- ACTIVITY: Copy the listing out in full. Keep every word as it is.
▶
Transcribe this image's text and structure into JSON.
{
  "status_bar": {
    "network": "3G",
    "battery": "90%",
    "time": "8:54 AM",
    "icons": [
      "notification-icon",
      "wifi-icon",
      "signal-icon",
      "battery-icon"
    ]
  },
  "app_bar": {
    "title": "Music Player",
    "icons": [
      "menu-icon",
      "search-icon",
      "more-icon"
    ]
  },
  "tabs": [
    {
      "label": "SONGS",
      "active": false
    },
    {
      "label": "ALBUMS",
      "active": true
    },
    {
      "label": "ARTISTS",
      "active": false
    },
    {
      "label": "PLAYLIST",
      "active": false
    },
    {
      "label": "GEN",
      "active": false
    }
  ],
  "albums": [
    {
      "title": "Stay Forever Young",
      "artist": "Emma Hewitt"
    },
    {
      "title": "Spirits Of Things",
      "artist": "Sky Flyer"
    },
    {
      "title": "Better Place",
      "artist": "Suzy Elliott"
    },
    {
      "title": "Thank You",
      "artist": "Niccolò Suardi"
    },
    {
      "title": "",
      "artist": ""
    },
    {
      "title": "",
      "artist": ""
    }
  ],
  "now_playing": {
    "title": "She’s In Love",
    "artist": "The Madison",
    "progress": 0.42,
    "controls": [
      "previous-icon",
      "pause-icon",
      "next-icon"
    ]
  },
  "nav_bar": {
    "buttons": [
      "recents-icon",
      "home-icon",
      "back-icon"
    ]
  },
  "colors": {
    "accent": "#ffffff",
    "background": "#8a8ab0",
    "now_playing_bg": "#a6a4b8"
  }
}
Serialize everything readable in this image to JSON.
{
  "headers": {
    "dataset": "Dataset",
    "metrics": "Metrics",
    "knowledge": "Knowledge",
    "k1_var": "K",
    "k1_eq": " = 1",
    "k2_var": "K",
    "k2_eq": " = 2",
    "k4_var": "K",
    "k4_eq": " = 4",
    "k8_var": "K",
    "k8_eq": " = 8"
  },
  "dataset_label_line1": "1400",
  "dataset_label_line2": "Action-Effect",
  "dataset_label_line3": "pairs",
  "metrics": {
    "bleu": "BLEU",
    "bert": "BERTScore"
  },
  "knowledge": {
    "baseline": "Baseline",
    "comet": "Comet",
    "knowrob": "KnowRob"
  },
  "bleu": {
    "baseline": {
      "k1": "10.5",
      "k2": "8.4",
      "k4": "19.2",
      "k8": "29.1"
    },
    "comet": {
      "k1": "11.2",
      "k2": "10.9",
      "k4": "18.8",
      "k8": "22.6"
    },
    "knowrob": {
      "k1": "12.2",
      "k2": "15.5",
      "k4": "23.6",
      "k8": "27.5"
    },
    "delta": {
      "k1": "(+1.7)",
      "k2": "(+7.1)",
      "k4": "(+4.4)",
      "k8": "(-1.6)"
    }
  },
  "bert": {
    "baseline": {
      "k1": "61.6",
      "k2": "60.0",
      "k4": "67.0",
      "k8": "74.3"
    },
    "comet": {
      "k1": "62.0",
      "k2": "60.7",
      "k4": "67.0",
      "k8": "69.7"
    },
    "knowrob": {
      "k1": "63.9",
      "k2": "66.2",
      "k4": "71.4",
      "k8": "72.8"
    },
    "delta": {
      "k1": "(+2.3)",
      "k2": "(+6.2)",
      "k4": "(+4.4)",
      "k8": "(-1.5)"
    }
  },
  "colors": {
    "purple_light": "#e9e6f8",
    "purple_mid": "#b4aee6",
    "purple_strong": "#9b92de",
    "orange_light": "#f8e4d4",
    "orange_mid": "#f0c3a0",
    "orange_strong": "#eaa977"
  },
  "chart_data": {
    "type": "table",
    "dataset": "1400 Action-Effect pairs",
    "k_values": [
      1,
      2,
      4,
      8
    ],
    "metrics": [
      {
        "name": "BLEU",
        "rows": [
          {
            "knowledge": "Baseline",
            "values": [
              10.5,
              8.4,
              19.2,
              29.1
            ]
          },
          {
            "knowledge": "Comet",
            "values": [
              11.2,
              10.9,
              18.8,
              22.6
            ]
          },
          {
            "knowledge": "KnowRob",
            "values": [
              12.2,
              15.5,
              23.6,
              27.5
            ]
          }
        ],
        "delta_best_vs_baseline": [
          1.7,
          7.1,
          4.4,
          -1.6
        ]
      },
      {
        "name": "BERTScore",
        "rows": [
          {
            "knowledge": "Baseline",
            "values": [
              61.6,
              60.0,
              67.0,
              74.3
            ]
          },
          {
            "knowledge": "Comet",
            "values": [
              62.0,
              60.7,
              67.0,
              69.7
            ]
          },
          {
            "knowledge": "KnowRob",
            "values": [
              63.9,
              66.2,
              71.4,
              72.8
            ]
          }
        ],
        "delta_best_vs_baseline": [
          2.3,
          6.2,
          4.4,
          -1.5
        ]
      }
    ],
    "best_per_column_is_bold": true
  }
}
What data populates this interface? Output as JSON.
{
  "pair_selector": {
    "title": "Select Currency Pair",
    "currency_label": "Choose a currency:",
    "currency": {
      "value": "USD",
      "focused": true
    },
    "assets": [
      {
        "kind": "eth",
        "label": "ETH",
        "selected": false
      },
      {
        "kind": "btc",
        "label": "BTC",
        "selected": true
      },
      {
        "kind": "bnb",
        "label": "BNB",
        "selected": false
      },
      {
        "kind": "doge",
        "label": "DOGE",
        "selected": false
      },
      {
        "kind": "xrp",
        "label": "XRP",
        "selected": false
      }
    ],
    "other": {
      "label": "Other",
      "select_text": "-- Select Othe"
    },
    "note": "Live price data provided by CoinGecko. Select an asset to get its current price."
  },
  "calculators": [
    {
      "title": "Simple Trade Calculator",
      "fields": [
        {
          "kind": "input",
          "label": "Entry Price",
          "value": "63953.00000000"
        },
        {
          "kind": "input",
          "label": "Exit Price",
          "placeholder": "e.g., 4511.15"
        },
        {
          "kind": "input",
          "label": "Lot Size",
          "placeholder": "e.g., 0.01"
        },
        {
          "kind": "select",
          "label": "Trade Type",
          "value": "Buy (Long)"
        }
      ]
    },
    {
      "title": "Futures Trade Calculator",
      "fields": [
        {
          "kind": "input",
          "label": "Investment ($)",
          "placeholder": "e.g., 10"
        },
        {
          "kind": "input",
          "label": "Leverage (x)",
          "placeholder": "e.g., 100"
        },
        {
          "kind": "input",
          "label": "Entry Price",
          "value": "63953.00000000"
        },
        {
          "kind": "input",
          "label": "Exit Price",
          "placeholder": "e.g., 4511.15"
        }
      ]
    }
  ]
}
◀
- YOUR RESPONSE:
Transcribe this image's text and structure into JSON.
{
  "status_bar": {
    "network": "3G",
    "battery": "90%",
    "time": "8:54 AM",
    "icons": [
      "notification-icon",
      "wifi-icon",
      "signal-icon",
      "battery-icon"
    ]
  },
  "app_bar": {
    "title": "Music Player",
    "icons": [
      "menu-icon",
      "search-icon",
      "more-icon"
    ]
  },
  "tabs": [
    {
      "label": "SONGS",
      "active": false
    },
    {
      "label": "ALBUMS",
      "active": true
    },
    {
      "label": "ARTISTS",
      "active": false
    },
    {
      "label": "PLAYLIST",
      "active": false
    },
    {
      "label": "GEN",
      "active": false
    }
  ],
  "albums": [
    {
      "title": "Stay Forever Young",
      "artist": "Emma Hewitt"
    },
    {
      "title": "Spirits Of Things",
      "artist": "Sky Flyer"
    },
    {
      "title": "Better Place",
      "artist": "Suzy Elliott"
    },
    {
      "title": "Thank You",
      "artist": "Niccolò Suardi"
    },
    {
      "title": "",
      "artist": ""
    },
    {
      "title": "",
      "artist": ""
    }
  ],
  "now_playing": {
    "title": "She’s In Love",
    "artist": "The Madison",
    "progress": 0.42,
    "controls": [
      "previous-icon",
      "pause-icon",
      "next-icon"
    ]
  },
  "nav_bar": {
    "buttons": [
      "recents-icon",
      "home-icon",
      "back-icon"
    ]
  },
  "colors": {
    "accent": "#ffffff",
    "background": "#8a8ab0",
    "now_playing_bg": "#a6a4b8"
  }
}
Serialize everything readable in this image to JSON.
{
  "headers": {
    "dataset": "Dataset",
    "metrics": "Metrics",
    "knowledge": "Knowledge",
    "k1_var": "K",
    "k1_eq": " = 1",
    "k2_var": "K",
    "k2_eq": " = 2",
    "k4_var": "K",
    "k4_eq": " = 4",
    "k8_var": "K",
    "k8_eq": " = 8"
  },
  "dataset_label_line1": "1400",
  "dataset_label_line2": "Action-Effect",
  "dataset_label_line3": "pairs",
  "metrics": {
    "bleu": "BLEU",
    "bert": "BERTScore"
  },
  "knowledge": {
    "baseline": "Baseline",
    "comet": "Comet",
    "knowrob": "KnowRob"
  },
  "bleu": {
    "baseline": {
      "k1": "10.5",
      "k2": "8.4",
      "k4": "19.2",
      "k8": "29.1"
    },
    "comet": {
      "k1": "11.2",
      "k2": "10.9",
      "k4": "18.8",
      "k8": "22.6"
    },
    "knowrob": {
      "k1": "12.2",
      "k2": "15.5",
      "k4": "23.6",
      "k8": "27.5"
    },
    "delta": {
      "k1": "(+1.7)",
      "k2": "(+7.1)",
      "k4": "(+4.4)",
      "k8": "(-1.6)"
    }
  },
  "bert": {
    "baseline": {
      "k1": "61.6",
      "k2": "60.0",
      "k4": "67.0",
      "k8": "74.3"
    },
    "comet": {
      "k1": "62.0",
      "k2": "60.7",
      "k4": "67.0",
      "k8": "69.7"
    },
    "knowrob": {
      "k1": "63.9",
      "k2": "66.2",
      "k4": "71.4",
      "k8": "72.8"
    },
    "delta": {
      "k1": "(+2.3)",
      "k2": "(+6.2)",
      "k4": "(+4.4)",
      "k8": "(-1.5)"
    }
  },
  "colors": {
    "purple_light": "#e9e6f8",
    "purple_mid": "#b4aee6",
    "purple_strong": "#9b92de",
    "orange_light": "#f8e4d4",
    "orange_mid": "#f0c3a0",
    "orange_strong": "#eaa977"
  },
  "chart_data": {
    "type": "table",
    "dataset": "1400 Action-Effect pairs",
    "k_values": [
      1,
      2,
      4,
      8
    ],
    "metrics": [
      {
        "name": "BLEU",
        "rows": [
          {
            "knowledge": "Baseline",
            "values": [
              10.5,
              8.4,
              19.2,
              29.1
            ]
          },
          {
            "knowledge": "Comet",
            "values": [
              11.2,
              10.9,
              18.8,
              22.6
            ]
          },
          {
            "knowledge": "KnowRob",
            "values": [
              12.2,
              15.5,
              23.6,
              27.5
            ]
          }
        ],
        "delta_best_vs_baseline": [
          1.7,
          7.1,
          4.4,
          -1.6
        ]
      },
      {
        "name": "BERTScore",
        "rows": [
          {
            "knowledge": "Baseline",
            "values": [
              61.6,
              60.0,
              67.0,
              74.3
            ]
          },
          {
            "knowledge": "Comet",
            "values": [
              62.0,
              60.7,
              67.0,
              69.7
            ]
          },
          {
            "knowledge": "KnowRob",
            "values": [
              63.9,
              66.2,
              71.4,
              72.8
            ]
          }
        ],
        "delta_best_vs_baseline": [
          2.3,
          6.2,
          4.4,
          -1.5
        ]
      }
    ],
    "best_per_column_is_bold": true
  }
}
What data populates this interface? Output as JSON.
{
  "pair_selector": {
    "title": "Select Currency Pair",
    "currency_label": "Choose a currency:",
    "currency": {
      "value": "USD",
      "focused": true
    },
    "assets": [
      {
        "kind": "eth",
        "label": "ETH",
        "selected": false
      },
      {
        "kind": "btc",
        "label": "BTC",
        "selected": true
      },
      {
        "kind": "bnb",
        "label": "BNB",
        "selected": false
      },
      {
        "kind": "doge",
        "label": "DOGE",
        "selected": false
      },
      {
        "kind": "xrp",
        "label": "XRP",
        "selected": false
      }
    ],
    "other": {
      "label": "Other",
      "select_text": "-- Select Othe"
    },
    "note": "Live price data provided by CoinGecko. Select an asset to get its current price."
  },
  "calculators": [
    {
      "title": "Simple Trade Calculator",
      "fields": [
        {
          "kind": "input",
          "label": "Entry Price",
          "value": "63953.00000000"
        },
        {
          "kind": "input",
          "label": "Exit Price",
          "placeholder": "e.g., 4511.15"
        },
        {
          "kind": "input",
          "label": "Lot Size",
          "placeholder": "e.g., 0.01"
        },
        {
          "kind": "select",
          "label": "Trade Type",
          "value": "Buy (Long)"
        }
      ]
    },
    {
      "title": "Futures Trade Calculator",
      "fields": [
        {
          "kind": "input",
          "label": "Investment ($)",
          "placeholder": "e.g., 10"
        },
        {
          "kind": "input",
          "label": "Leverage (x)",
          "placeholder": "e.g., 100"
        },
        {
          "kind": "input",
          "label": "Entry Price",
          "value": "63953.00000000"
        },
        {
          "kind": "input",
          "label": "Exit Price",
          "placeholder": "e.g., 4511.15"
        }
      ]
    }
  ]
}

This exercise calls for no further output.